We have a pie and tart dough lesson at the FCI in two weeks, but I asked Chef for advice any way. I thought it would be difficult without a food processor, but Chef assured me it wasn’t. On a clean countertop, I cut the cubed cold butter into the dry ingredients with a pastry cutter until it was the size of small peas. I then made a small well in the center to which I added my cold wet ingredients a little at a time. I had read in last months Cook’s Illustrated that by replacing some of the water with vodka, because gluten won’t readily form in alcohol, you are able to add more liquid to the dough which makes it a little easier to work with. (The flavor burns off during baking). I had plenty of vodka in stock, and was looking to make things as easy for myself as I could, so I decided to try this method.

I then fraisaged the dough, a technique Chef emphasized in ensuring a really successful flakey crust. To do this, you form walnut-sized pieces of dough and smear them against your work surface with the heel of your hand. This makes even thin layers of butter within the dough.

It is important to refrigerate your dough for at least 30 minutes before rolling it out. I didn’t have a lot of free time this week, so I ended up keeping mine in the fridge for two days. I let it sit for a few minutes before starting to roll it out on my floured work surface.

The rolling wasn’t easy. Every recipe I’ve read stresses applying even pressure and rolling from the inside out, but I found my dough did crack a bit, which forced me to handle it a little more… warming it up further, and making it even more difficult to work with. I guess it just takes a bit of practice.

I keep my filling fairly simple and not overly sweet. My favorite apples to work with are cortland. They are tart, crisp, and hold their shape well. I couldn’t find any locally grown cortlands at the Union Square farmer’s market, so I bought macintosh apples which tend to lose their shape and are better for apple sauces. I took the advice of Lucinda Scala Quinn from her cookbook Mad Hungry and balanced the sweet flavor of the macs with some tart granny smiths. I cut the apples into fairly thin, even wedges, (about 1/4 cm), I usually use about 8 apples. I go easy on the sugar, keeping it to under 1/2 cup (I use organic cane sugar), because I also add some Vermont maple syrup for sweetness. I add lemon juice, lemon zest, and for spices I use a good amount of cinnamon, and just a pinch of allspice, ginger, and some freshly grated nutmeg. I covered the pie and refrigerated it for about a half hour before baking for 1 hour at 350 degrees.

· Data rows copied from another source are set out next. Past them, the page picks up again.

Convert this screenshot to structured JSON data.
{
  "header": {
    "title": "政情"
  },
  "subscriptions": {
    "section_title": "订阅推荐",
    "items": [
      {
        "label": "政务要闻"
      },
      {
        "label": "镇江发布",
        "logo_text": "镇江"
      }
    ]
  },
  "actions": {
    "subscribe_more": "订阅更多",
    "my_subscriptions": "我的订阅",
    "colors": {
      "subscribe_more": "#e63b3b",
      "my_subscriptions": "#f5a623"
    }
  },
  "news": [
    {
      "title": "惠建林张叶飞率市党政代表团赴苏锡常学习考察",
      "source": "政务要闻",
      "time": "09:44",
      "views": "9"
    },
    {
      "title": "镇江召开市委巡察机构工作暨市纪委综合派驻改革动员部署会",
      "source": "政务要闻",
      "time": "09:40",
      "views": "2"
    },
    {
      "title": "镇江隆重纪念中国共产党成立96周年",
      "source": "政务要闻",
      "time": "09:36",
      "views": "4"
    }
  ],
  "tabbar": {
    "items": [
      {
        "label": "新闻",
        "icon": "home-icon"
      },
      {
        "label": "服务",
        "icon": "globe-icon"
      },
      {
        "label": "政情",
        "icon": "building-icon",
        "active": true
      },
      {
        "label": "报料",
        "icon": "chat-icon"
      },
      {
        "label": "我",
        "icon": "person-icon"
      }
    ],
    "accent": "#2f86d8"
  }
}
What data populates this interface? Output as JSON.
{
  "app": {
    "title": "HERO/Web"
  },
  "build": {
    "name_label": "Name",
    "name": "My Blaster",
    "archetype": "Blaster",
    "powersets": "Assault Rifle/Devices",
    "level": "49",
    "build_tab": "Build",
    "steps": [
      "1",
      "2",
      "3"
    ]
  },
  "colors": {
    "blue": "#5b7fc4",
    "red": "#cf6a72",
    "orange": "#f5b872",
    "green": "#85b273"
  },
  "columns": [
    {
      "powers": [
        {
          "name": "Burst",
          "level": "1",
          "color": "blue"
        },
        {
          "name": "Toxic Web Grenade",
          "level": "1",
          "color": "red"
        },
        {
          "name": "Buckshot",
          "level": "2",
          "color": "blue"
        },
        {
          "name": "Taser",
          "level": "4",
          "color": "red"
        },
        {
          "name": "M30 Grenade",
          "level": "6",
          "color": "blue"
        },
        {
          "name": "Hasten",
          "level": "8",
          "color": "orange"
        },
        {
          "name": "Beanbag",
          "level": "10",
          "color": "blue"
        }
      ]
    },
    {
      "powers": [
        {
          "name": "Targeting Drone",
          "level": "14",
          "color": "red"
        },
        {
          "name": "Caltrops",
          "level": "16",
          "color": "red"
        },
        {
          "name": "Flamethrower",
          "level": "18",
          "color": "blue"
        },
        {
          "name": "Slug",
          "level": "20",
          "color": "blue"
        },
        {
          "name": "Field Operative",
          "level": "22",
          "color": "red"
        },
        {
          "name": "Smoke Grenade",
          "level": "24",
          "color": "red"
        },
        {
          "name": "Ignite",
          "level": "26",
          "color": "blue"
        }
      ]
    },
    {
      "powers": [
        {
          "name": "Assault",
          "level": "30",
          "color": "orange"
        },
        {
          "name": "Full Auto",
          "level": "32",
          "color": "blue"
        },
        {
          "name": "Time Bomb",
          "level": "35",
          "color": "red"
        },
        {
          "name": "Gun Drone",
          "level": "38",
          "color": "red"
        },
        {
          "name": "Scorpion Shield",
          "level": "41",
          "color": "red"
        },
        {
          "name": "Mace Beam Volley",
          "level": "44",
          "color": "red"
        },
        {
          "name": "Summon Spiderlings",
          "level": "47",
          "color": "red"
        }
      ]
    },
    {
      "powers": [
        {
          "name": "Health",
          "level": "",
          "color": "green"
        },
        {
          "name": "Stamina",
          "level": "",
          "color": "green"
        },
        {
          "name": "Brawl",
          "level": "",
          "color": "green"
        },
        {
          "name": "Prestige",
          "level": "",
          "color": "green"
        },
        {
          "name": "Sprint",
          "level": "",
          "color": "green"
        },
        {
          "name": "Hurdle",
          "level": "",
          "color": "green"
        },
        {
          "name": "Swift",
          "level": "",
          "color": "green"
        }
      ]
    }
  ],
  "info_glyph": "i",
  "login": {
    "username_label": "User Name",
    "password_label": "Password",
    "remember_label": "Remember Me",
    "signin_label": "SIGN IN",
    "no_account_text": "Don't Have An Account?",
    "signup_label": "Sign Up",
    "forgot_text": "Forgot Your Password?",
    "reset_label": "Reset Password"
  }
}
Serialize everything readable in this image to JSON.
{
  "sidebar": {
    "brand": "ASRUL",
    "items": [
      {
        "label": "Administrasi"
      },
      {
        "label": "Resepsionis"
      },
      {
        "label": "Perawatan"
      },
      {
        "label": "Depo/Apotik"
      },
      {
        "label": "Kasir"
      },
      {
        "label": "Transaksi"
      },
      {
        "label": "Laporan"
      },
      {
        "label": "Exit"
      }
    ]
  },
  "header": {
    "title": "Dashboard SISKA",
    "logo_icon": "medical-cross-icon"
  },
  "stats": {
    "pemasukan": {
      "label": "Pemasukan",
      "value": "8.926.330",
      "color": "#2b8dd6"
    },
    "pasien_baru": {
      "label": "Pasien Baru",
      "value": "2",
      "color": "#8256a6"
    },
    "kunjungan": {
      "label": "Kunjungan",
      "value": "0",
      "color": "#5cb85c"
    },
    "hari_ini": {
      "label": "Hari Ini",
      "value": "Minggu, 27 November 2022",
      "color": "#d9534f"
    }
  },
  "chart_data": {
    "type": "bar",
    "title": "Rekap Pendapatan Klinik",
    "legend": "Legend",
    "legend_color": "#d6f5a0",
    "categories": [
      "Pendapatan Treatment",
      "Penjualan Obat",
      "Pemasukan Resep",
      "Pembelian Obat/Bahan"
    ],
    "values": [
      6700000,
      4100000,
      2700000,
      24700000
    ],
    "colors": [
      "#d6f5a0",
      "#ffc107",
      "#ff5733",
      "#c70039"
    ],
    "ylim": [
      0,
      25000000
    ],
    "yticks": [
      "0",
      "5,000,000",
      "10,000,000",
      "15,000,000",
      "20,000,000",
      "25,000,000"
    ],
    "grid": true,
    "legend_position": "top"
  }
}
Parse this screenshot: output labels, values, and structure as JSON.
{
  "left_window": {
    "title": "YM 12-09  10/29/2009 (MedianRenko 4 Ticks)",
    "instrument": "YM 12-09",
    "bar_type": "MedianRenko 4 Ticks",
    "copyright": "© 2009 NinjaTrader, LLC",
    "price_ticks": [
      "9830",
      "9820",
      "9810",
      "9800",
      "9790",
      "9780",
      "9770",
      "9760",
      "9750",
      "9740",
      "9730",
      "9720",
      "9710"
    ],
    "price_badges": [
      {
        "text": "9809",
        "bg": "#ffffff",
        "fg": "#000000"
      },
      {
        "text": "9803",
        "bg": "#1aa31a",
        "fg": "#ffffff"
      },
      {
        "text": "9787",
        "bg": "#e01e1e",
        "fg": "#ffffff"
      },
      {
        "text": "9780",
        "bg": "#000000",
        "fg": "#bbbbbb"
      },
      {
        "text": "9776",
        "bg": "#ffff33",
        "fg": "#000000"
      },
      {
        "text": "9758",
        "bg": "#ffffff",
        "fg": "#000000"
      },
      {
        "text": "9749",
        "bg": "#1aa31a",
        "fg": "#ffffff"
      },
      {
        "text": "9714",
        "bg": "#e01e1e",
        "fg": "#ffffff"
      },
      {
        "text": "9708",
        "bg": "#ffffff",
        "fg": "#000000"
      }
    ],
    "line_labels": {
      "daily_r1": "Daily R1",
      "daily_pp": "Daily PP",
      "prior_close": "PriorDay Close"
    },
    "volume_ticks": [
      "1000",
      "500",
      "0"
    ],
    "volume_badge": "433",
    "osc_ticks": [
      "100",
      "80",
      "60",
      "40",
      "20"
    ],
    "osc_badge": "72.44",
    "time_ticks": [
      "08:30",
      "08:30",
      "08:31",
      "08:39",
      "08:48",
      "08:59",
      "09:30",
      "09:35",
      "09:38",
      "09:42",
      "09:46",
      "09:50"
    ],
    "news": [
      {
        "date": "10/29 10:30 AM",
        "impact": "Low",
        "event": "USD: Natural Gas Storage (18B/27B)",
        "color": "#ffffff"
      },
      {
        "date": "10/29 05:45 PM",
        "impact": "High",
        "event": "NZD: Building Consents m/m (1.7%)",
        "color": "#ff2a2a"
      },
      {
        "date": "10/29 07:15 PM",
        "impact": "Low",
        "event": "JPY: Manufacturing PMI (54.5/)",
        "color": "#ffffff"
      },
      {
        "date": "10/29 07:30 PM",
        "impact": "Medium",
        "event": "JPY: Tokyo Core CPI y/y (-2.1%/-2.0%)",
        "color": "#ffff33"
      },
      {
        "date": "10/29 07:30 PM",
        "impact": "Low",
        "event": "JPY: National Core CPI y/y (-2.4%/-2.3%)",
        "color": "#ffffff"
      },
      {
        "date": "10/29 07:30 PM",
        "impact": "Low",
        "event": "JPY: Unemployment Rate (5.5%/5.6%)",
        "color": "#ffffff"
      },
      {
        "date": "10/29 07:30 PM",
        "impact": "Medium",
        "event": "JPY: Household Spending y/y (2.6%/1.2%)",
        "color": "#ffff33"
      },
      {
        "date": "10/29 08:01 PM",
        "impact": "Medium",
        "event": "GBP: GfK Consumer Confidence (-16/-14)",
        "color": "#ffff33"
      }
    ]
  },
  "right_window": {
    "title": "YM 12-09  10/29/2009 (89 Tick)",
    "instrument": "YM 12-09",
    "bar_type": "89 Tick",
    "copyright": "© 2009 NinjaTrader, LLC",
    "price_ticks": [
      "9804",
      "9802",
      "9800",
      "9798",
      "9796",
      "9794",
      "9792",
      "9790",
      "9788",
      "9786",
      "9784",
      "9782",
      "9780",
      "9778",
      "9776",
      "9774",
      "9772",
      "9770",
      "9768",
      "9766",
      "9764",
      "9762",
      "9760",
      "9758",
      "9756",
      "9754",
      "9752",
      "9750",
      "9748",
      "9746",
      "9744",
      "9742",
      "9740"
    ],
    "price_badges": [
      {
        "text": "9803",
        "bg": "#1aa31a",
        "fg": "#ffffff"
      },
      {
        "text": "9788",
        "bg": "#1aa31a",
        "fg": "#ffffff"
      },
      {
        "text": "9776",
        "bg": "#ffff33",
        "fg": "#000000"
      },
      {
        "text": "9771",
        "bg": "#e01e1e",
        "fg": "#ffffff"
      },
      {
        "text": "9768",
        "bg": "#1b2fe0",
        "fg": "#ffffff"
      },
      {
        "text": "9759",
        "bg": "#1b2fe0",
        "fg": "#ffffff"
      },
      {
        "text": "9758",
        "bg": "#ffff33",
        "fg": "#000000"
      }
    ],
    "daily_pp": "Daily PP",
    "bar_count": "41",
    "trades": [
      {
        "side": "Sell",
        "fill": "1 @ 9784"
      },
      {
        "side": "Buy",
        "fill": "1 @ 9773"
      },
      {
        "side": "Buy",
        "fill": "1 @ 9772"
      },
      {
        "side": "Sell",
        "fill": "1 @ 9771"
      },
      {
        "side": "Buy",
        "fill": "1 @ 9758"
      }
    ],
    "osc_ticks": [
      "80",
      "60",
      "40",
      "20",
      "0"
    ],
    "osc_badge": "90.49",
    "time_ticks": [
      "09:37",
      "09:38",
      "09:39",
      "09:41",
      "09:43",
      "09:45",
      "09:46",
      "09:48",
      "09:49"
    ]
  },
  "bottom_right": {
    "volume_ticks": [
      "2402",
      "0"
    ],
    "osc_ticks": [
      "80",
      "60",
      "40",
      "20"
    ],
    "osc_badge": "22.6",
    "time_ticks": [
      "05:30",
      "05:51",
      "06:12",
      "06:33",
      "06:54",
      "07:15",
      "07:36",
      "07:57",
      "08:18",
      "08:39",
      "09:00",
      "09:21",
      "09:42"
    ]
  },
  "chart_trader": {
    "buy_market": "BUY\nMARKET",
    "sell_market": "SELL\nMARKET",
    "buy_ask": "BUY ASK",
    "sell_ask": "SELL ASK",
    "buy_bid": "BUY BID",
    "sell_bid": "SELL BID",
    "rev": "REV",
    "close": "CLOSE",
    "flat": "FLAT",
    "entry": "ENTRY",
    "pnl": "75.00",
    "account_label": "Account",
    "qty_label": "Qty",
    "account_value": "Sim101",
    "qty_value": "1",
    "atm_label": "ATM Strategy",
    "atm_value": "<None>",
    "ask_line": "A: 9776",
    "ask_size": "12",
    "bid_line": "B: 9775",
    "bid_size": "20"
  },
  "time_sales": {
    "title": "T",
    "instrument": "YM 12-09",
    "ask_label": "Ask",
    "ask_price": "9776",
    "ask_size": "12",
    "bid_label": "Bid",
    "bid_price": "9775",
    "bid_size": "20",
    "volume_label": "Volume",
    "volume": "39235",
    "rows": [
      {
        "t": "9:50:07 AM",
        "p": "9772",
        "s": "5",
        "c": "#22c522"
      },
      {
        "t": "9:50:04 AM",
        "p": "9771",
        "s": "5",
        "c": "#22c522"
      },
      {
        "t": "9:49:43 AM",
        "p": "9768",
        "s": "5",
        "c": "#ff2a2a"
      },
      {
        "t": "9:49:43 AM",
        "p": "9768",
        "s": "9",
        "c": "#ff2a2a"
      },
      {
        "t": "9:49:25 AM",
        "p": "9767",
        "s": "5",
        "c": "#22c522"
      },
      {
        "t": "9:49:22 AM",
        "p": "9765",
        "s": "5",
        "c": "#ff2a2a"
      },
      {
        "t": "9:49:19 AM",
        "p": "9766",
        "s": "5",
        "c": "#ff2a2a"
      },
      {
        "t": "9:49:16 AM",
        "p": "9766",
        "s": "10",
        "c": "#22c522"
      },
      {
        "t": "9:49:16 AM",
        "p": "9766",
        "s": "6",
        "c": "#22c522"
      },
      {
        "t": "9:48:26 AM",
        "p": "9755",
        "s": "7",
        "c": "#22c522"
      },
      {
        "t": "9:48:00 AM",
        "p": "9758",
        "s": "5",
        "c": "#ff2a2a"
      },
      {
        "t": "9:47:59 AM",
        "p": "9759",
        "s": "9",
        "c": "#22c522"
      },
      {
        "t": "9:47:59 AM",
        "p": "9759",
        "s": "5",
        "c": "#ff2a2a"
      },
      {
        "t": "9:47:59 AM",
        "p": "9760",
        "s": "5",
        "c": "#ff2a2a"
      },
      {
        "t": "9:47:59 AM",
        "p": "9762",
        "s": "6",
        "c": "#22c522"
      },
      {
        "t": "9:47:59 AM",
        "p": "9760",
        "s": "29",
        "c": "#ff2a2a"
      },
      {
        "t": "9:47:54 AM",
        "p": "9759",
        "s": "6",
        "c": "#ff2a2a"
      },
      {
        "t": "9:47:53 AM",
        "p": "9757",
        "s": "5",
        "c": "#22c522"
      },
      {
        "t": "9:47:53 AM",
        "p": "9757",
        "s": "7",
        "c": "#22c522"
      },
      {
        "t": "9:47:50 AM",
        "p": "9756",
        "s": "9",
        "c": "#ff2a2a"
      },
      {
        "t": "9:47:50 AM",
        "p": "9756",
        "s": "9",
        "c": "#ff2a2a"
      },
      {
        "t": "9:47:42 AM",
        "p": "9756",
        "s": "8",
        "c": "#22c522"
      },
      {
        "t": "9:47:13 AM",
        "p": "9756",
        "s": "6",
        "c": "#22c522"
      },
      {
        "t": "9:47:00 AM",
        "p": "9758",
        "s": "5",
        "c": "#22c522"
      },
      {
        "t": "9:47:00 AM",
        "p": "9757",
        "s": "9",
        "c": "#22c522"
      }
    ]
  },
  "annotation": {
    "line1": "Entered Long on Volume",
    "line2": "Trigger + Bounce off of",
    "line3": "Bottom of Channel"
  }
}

Here is the recipe for “Foolproof Pie Dough” I used from Cook’s Illustrated. In the original recipe it called for 1/2 cup vegetable shortening in addition to the butter, because it is a pure fat with no water (water encourages gluten development), but I just had butter, so that’s what I used.

2 1/2 cups all-purpose flour
1 teaspoon table salt
2 tablespoons sugar
2 sticks COLD unsalted butter, cut into 1/2 in cubes
1/4 cup vodka
1/4 cup cold water

I topped my warm apple pie with a few thin slices of Shelburne Farms 2 year cheddar… and I have to say… it was pretty amazing. I think for my next pie I will try a different dough recipe, and hopefully learn a few more tips in class to pass on before thanksgiving. Please comment with any advice you might have! And of course to keep in theme with last post… Both Quinn and my friend Annie’s grandmother agree… Men love desserts, but pie is their favorite. Didn’t get to have this one tested as planned, but hope to get some input on next weeks experiment.